·
Registered
Joined
·
2,193 Posts
Rock Lath and Plaster. 3/8" x 2' x 4' lath boards with plaster on top that will vary in thickness. Some places may be 1-1/4" thick. The finished plaster is straight. The thickness varies to make up the difference in studs bowing and other variables. In the Pittsburgh, PA. area, we still have plenty of plaster companies. They all do hard coat now but almost all know how to repair your plaster because the trade has been handed down through family. To patch, most would mount two layers of plaster board and finish using the hard coat system. Raw plaster must be painted with the correct primer before using regular paint. If not, the paint will fall off.
Rock Lath size Chart.
Roch Lath Size 1.jpg
 

·
Registered
Joined
·
84 Posts
Discussion Starter #6
Thanks for all the information! Owning a home from 1952 has turned out to be really interesting, from this rock lath to low voltage light switches and EMT everywhere to aluminum siding and galvanized plumbing... interesting time for home building.
 

·
Registered
Joined
·
84 Posts
Discussion Starter #7
Could this be patched with two layers of drywall or one layer of drywall with wood furring strips or shims, taped, and mudded?
 

·
Registered
Joined
·
12 Posts
Thanks for all the information! Owning a home from 1952 has turned out to be really interesting, from this rock lath to low voltage light switches and EMT everywhere to aluminum siding and galvanized plumbing... interesting time for home building.
My parents had galvanized plumbing then upgraded it to copper in the early 80s.
I bought a fixer upper that was built in 1961. It is very interesting stuff -- I've got vinyl siding ... over asbestos siding!
... and the "bandaid" jobs the previous owner(s) done have been awful! I went to replace a ceiling fan and it was screwed directly into a stud through the plaster in the ceiling -- no electrical box!
Most of the walls are made up with what is in your picture. I gutted the bathroom and installed green drywall and cement board -- it was all double layer stuff like you have. Most of the rest of the house still has that though -- it seems very strong! In places I have had to do what you're asking -- I've done two layers of drywall and setting compound.
 

·
Red Seal Electrician
Joined
·
431 Posts
Could this be patched with two layers of drywall or one layer of drywall with wood furring strips or shims, taped, and mudded?
I grew up in a house like this, and my Dad was a plasterer to boot. Ours was 3/4" overall mostly.
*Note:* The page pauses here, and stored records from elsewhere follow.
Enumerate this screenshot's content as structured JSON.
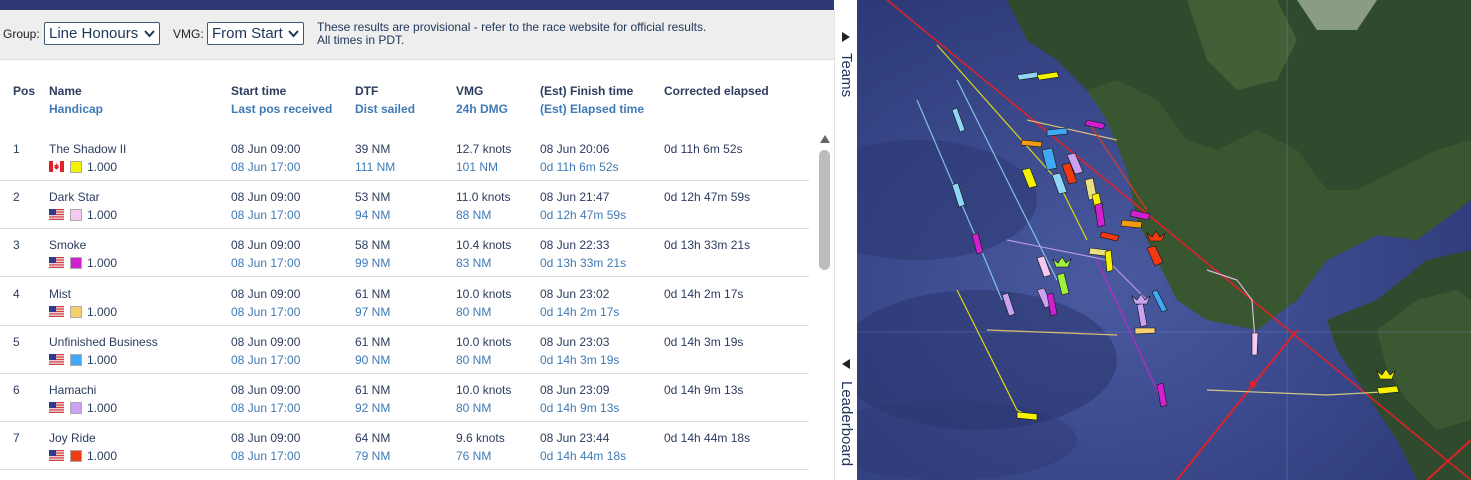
{
  "controls": {
    "group_label": "Group:",
    "group_value": "Line Honours",
    "vmg_label": "VMG:",
    "vmg_value": "From Start",
    "notice_line1": "These results are provisional - refer to the race website for official results.",
    "notice_line2": "All times in PDT."
  },
  "headers": {
    "pos": "Pos",
    "name": "Name",
    "handicap": "Handicap",
    "start_time": "Start time",
    "last_pos": "Last pos received",
    "dtf": "DTF",
    "dist_sailed": "Dist sailed",
    "vmg": "VMG",
    "dmg": "24h DMG",
    "finish": "(Est) Finish time",
    "elapsed": "(Est) Elapsed time",
    "corrected": "Corrected elapsed"
  },
  "rows": [
    {
      "pos": "1",
      "name": "The Shadow II",
      "flag": "CA",
      "color": "#f5f200",
      "handicap": "1.000",
      "start": "08 Jun 09:00",
      "last_pos": "08 Jun 17:00",
      "dtf": "39 NM",
      "sailed": "111 NM",
      "vmg": "12.7 knots",
      "dmg": "101 NM",
      "finish": "08 Jun 20:06",
      "elapsed": "0d 11h 6m 52s",
      "corrected": "0d 11h 6m 52s"
    },
    {
      "pos": "2",
      "name": "Dark Star",
      "flag": "US",
      "color": "#f6c8f2",
      "handicap": "1.000",
      "start": "08 Jun 09:00",
      "last_pos": "08 Jun 17:00",
      "dtf": "53 NM",
      "sailed": "94 NM",
      "vmg": "11.0 knots",
      "dmg": "88 NM",
      "finish": "08 Jun 21:47",
      "elapsed": "0d 12h 47m 59s",
      "corrected": "0d 12h 47m 59s"
    },
    {
      "pos": "3",
      "name": "Smoke",
      "flag": "US",
      "color": "#d020d0",
      "handicap": "1.000",
      "start": "08 Jun 09:00",
      "last_pos": "08 Jun 17:00",
      "dtf": "58 NM",
      "sailed": "99 NM",
      "vmg": "10.4 knots",
      "dmg": "83 NM",
      "finish": "08 Jun 22:33",
      "elapsed": "0d 13h 33m 21s",
      "corrected": "0d 13h 33m 21s"
    },
    {
      "pos": "4",
      "name": "Mist",
      "flag": "US",
      "color": "#f7d070",
      "handicap": "1.000",
      "start": "08 Jun 09:00",
      "last_pos": "08 Jun 17:00",
      "dtf": "61 NM",
      "sailed": "97 NM",
      "vmg": "10.0 knots",
      "dmg": "80 NM",
      "finish": "08 Jun 23:02",
      "elapsed": "0d 14h 2m 17s",
      "corrected": "0d 14h 2m 17s"
    },
    {
      "pos": "5",
      "name": "Unfinished Business",
      "flag": "US",
      "color": "#3fa9f5",
      "handicap": "1.000",
      "start": "08 Jun 09:00",
      "last_pos": "08 Jun 17:00",
      "dtf": "61 NM",
      "sailed": "90 NM",
      "vmg": "10.0 knots",
      "dmg": "80 NM",
      "finish": "08 Jun 23:03",
      "elapsed": "0d 14h 3m 19s",
      "corrected": "0d 14h 3m 19s"
    },
    {
      "pos": "6",
      "name": "Hamachi",
      "flag": "US",
      "color": "#c9a2f2",
      "handicap": "1.000",
      "start": "08 Jun 09:00",
      "last_pos": "08 Jun 17:00",
      "dtf": "61 NM",
      "sailed": "92 NM",
      "vmg": "10.0 knots",
      "dmg": "80 NM",
      "finish": "08 Jun 23:09",
      "elapsed": "0d 14h 9m 13s",
      "corrected": "0d 14h 9m 13s"
    },
    {
      "pos": "7",
      "name": "Joy Ride",
      "flag": "US",
      "color": "#f23a10",
      "handicap": "1.000",
      "start": "08 Jun 09:00",
      "last_pos": "08 Jun 17:00",
      "dtf": "64 NM",
      "sailed": "79 NM",
      "vmg": "9.6 knots",
      "dmg": "76 NM",
      "finish": "08 Jun 23:44",
      "elapsed": "0d 14h 44m 18s",
      "corrected": "0d 14h 44m 18s"
    }
  ],
  "sidebar": {
    "teams_label": "Teams",
    "leaderboard_label": "Leaderboard"
  },
  "icons": {
    "group_dropdown": "chevron-down-icon",
    "vmg_dropdown": "chevron-down-icon",
    "teams_toggle": "triangle-right-icon",
    "leaderboard_toggle": "triangle-left-icon",
    "scroll_up": "triangle-up-icon"
  }
}
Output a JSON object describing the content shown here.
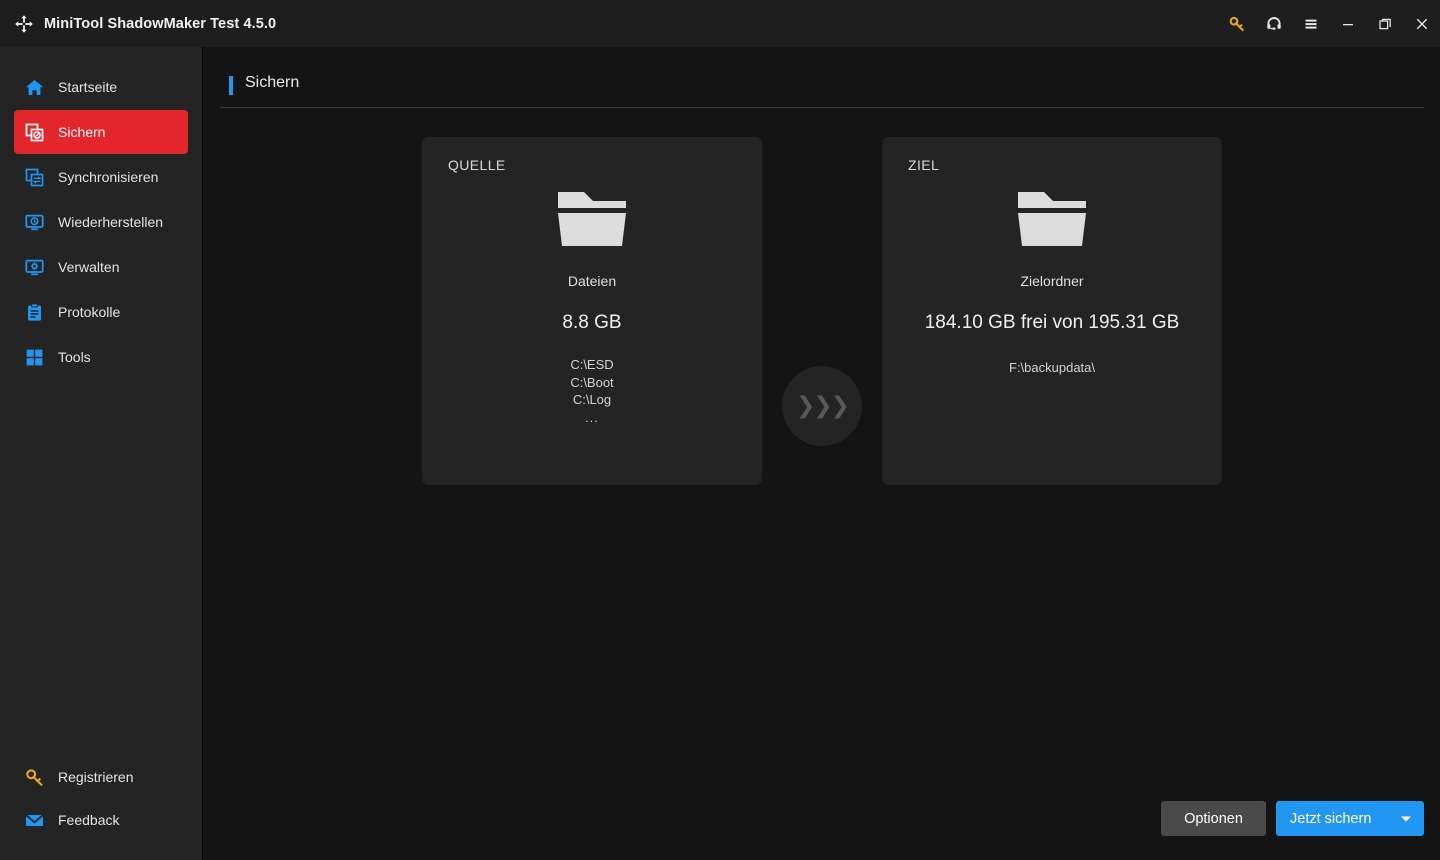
{
  "titlebar": {
    "app_title": "MiniTool ShadowMaker Test 4.5.0",
    "logo_icon": "shadowmaker-logo-icon",
    "buttons": [
      {
        "name": "register-key-icon",
        "label": "Registrieren",
        "color": "#f0a818"
      },
      {
        "name": "support-headset-icon",
        "label": "Support",
        "color": "#e6e6e6"
      },
      {
        "name": "menu-hamburger-icon",
        "label": "Menü",
        "color": "#e6e6e6"
      },
      {
        "name": "minimize-icon",
        "label": "Minimieren",
        "color": "#e6e6e6"
      },
      {
        "name": "maximize-icon",
        "label": "Maximieren",
        "color": "#e6e6e6"
      },
      {
        "name": "close-icon",
        "label": "Schließen",
        "color": "#e6e6e6"
      }
    ]
  },
  "sidebar": {
    "active_color": "#e3262b",
    "items": [
      {
        "label": "Startseite",
        "icon": "home-icon",
        "active": false
      },
      {
        "label": "Sichern",
        "icon": "backup-icon",
        "active": true
      },
      {
        "label": "Synchronisieren",
        "icon": "sync-icon",
        "active": false
      },
      {
        "label": "Wiederherstellen",
        "icon": "restore-icon",
        "active": false
      },
      {
        "label": "Verwalten",
        "icon": "manage-icon",
        "active": false
      },
      {
        "label": "Protokolle",
        "icon": "logs-icon",
        "active": false
      },
      {
        "label": "Tools",
        "icon": "tools-icon",
        "active": false
      }
    ],
    "bottom_items": [
      {
        "label": "Registrieren",
        "icon": "key-icon",
        "color": "#f0a818"
      },
      {
        "label": "Feedback",
        "icon": "envelope-icon",
        "color": "#2196f3"
      }
    ]
  },
  "page": {
    "title": "Sichern",
    "accent_color": "#2196f3"
  },
  "source_card": {
    "label": "QUELLE",
    "icon": "folder-icon",
    "type": "Dateien",
    "size": "8.8 GB",
    "paths": [
      "C:\\ESD",
      "C:\\Boot",
      "C:\\Log"
    ],
    "more": "..."
  },
  "transfer_arrow": {
    "icon": "chevrons-right-icon",
    "glyph": "❯❯❯"
  },
  "dest_card": {
    "label": "ZIEL",
    "icon": "folder-icon",
    "type": "Zielordner",
    "capacity": "184.10 GB frei von 195.31 GB",
    "path": "F:\\backupdata\\"
  },
  "actions": {
    "options_label": "Optionen",
    "backup_label": "Jetzt sichern",
    "dropdown_icon": "caret-down-icon"
  }
}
For patches, he would use 1/2" drywall and mud it right up to 3/4". For wall major changes, he'd feather the transition down to 1/2" drywall with mud over 2-3 feet. No big deal.
 

·
Registered
Joined
·
6,179 Posts
Could this be patched with two layers of drywall or one layer of drywall with wood furring strips or shims, taped, and mudded?
I don't know if it's the "best" way, but I can tell you I've done it with furring strips/shims and it has worked well. I my case the thickness was 3/4" and I cut 1/4" shims from 2x4s on my table saw to get the wall in line for 1/2" drywall.
 

·
Registered
Joined
·
84 Posts
Discussion Starter #12
For the "setting compound" mentioned, will USG all purpose joint compound in the green container work, or is there a different product I need to look for?
 

·
Registered
Joined
·
2,193 Posts
For the "setting compound" mentioned, will USG all purpose joint compound in the green container work, or is there a different product I need to look for?
Setting compounds are a dry mix & most come in a bag.
Being you have existing Plaster it is best if you use the setting compound.
 
1 - 13 of 13 Posts
Top